After months of continuous tactical alterations under previous Coach Marcello Lippi, the players must have welcomed the same 4-3-1-2 system used against Germany (and against Romania in November). Prandelli has clear ideas as to how he wants to set up his Italy team, and how he wants them to play. That clarity of thought, reflected in his choices, is starting to manifest itself on the pitch.
It must be said that Slovenia did not offer a great deal. They were a solid outfit but with little talent going forward. As such, the Italians did not look anything other than comfortable for most of the match. This helped some players such as the two full-backs and Riccardo Montolivo and maybe hindered others who perhaps needed a game with more intensity and a quicker tempo to show their true qualities, like Antonio Cassano, who was slightly off-colour during his time on the pitch.

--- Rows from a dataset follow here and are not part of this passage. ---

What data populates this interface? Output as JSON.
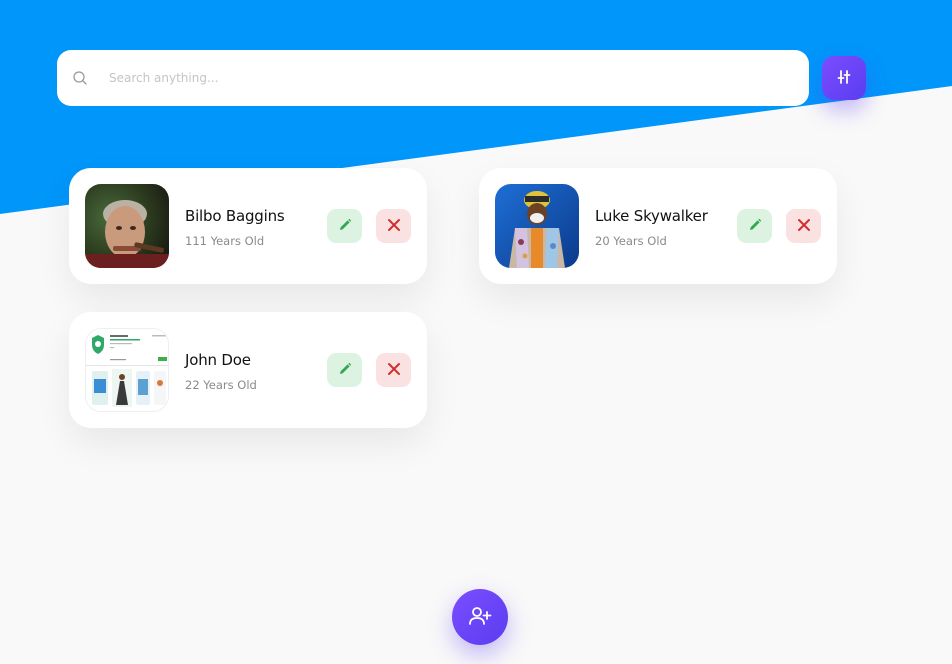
{
  "search": {
    "placeholder": "Search anything..."
  },
  "users": [
    {
      "name": "Bilbo Baggins",
      "age": "111 Years Old"
    },
    {
      "name": "Luke Skywalker",
      "age": "20 Years Old"
    },
    {
      "name": "John Doe",
      "age": "22 Years Old"
    }
  ],
  "colors": {
    "header_blue": "#0096fa",
    "accent_purple": "#6a45f7",
    "edit_bg": "#ddf3e2",
    "edit_icon": "#2fa84f",
    "delete_bg": "#fbe2e2",
    "delete_icon": "#d32f2f"
  },
  "icons": {
    "search": "search-icon",
    "filter": "sliders-icon",
    "edit": "pencil-icon",
    "delete": "close-icon",
    "add_user": "user-plus-icon"
  }
}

Nevertheless Prandelli will be happy that his former charge Montolivo managed to put in a shift that half-resembles some of his best work for his club, and not before time. It was not the Fiorentina man at his absolute best, but it was infinitely better than his previous 20 attempts to play well for Italy.
His role seemed to be to drive forward as often as possible, something slightly different to what we are accustomed to seeing from him in an Italy shirt. Normally, he hangs around in the midfield in an attempt to pull the strings but that was Alberto Aquilani’s remit on Friday evening. Without that expectation on him to create and the subsequent freedom of movement given to him, he put in possibly his best performance for the Azzurri since coming off the bench against Egypt in the 2009 Confederations Cup. His early half-volleyed shot from the edge of the box early on in the game signalled his intent, and he kept it up well until he was substituted for Claudio Marchisio.

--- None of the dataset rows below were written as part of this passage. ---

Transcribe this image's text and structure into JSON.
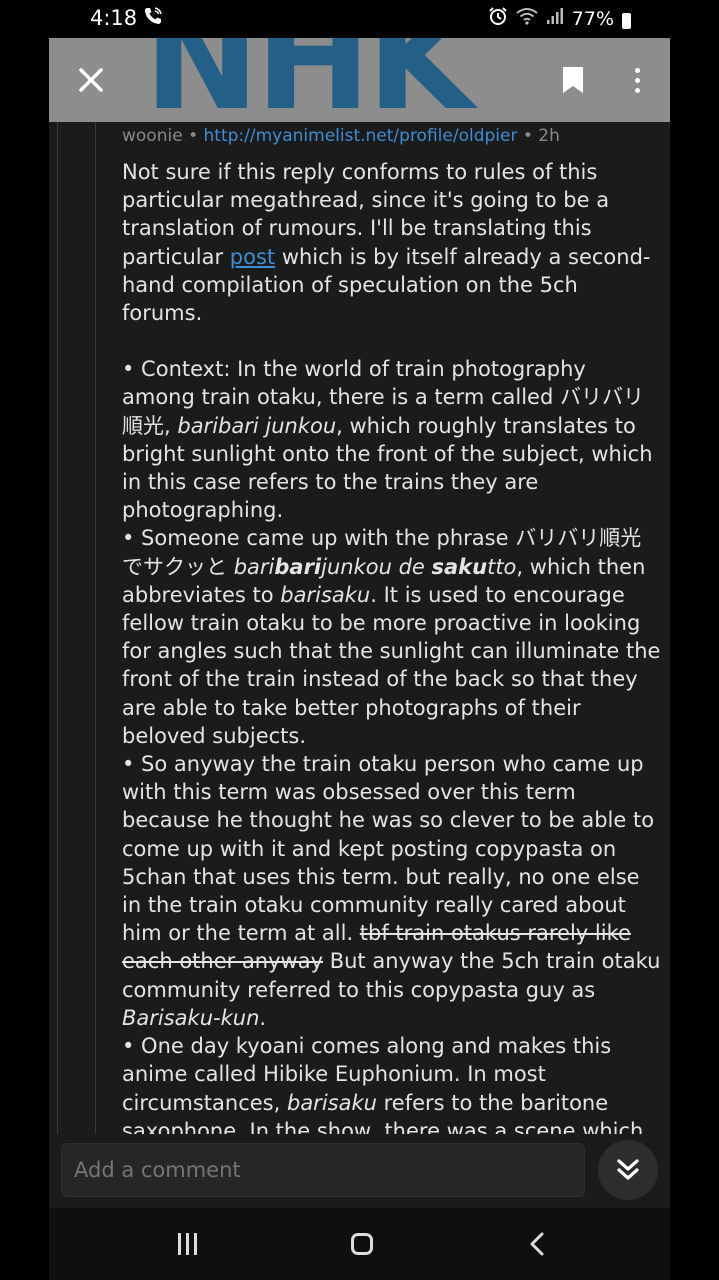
{
  "status_bar": {
    "time": "4:18",
    "battery": "77%",
    "icons": [
      "phone-icon",
      "alarm-icon",
      "wifi-icon",
      "signal-icon",
      "battery-icon"
    ]
  },
  "header": {
    "logo_text": "NHK",
    "icons": [
      "close-icon",
      "bookmark-icon",
      "more-icon"
    ],
    "colors": {
      "background": "#8d8d8d",
      "logo": "#1b5c86"
    }
  },
  "comment": {
    "author": "woonie",
    "separator": " • ",
    "flair_link": "http://myanimelist.net/profile/oldpier",
    "age": "2h",
    "intro": {
      "part1": "Not sure if this reply conforms to rules of this particular megathread, since it's going to be a translation of rumours. I'll be translating this particular ",
      "link_text": "post",
      "part2": " which is by itself already a second-hand compilation of speculation on the 5ch forums."
    },
    "bullets": {
      "b1_a": "• Context: In the world of train photography among train otaku, there is a term called バリバリ順光, ",
      "b1_i": "baribari junkou",
      "b1_b": ", which roughly translates to bright sunlight onto the front of the subject, which in this case refers to the trains they are photographing.",
      "b2_a": "• Someone came up with the phrase バリバリ順光でサクッと ",
      "b2_i1": "bari",
      "b2_ib1": "bari",
      "b2_i2": "junkou de ",
      "b2_ib2": "saku",
      "b2_i3": "tto",
      "b2_b": ", which then abbreviates to ",
      "b2_i4": "barisaku",
      "b2_c": ". It is used to encourage fellow train otaku to be more proactive in looking for angles such that the sunlight can illuminate the front of the train instead of the back so that they are able to take better photographs of their beloved subjects.",
      "b3_a": "• So anyway the train otaku person who came up with this term was obsessed over this term because he thought he was so clever to be able to come up with it and kept posting copypasta on 5chan that uses this term. but really, no one else in the train otaku community really cared about him or the term at all. ",
      "b3_strike": "tbf train otakus rarely like each other anyway",
      "b3_b": " But anyway the 5ch train otaku community referred to this copypasta guy as ",
      "b3_i": "Barisaku-kun",
      "b3_c": ".",
      "b4_a": "• One day kyoani comes along and makes this anime called Hibike Euphonium. In most circumstances, ",
      "b4_i": "barisaku",
      "b4_b": " refers to the baritone saxophone. In the show, there was a scene which features a baritone saxophone solo"
    }
  },
  "comment_bar": {
    "placeholder": "Add a comment",
    "jump_icon": "double-chevron-down-icon"
  },
  "nav_bar": {
    "icons": [
      "recents-icon",
      "home-icon",
      "back-icon"
    ]
  }
}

Naturally, this needs to be tempered by the fact the opposition were average at best, especially when it came to pressing the ball, and the fact that one good game does not cancel out the 20 mediocre ones he has had previously. But if Prandelli can provide Montolivo this sort of role in the team in future, he may start to witness those performances while he was his Coach at Fiorentina in the blue of Italy.
Unfortunately, one player for who snap judgements based on one game will not be made is Stefano Mauri. This was his fifth consecutive start for Italy, and his fourth anonymous game (the abandoned qualifier against Serbia has perhaps prevented it from being his fifth). Words have been spent on Mauri in previous analyses and so are not necessary to repeat. Needless to say, this is the second game in a row where Italy has scored after he has been taken off. There are still issues offensively which Prandelli has yet to solve, namely finding a defined style when attacking, and although the fault is not entirely Mauri’s, his consistent inclusion is not aiding the formulation of a solution.
Defensively the side looked confident. Leonardo Bonucci had his now obligatory lapse in concentration, something which needs to be ironed out quickly if he is to be a regular in defence. The full-backs benefited defensively from the comfortable state Italy found themselves in, but their quality in the attacking third was found wanting, save for Federico Balzaretti’s involvement in the goal.
It is still debatable whether Balzaretti or Christian Maggio are of the required quality to compete at international level. But they have, along with the rest of the team, given Prandelli something to build on heading into Tuesday’s friendly against Ukraine.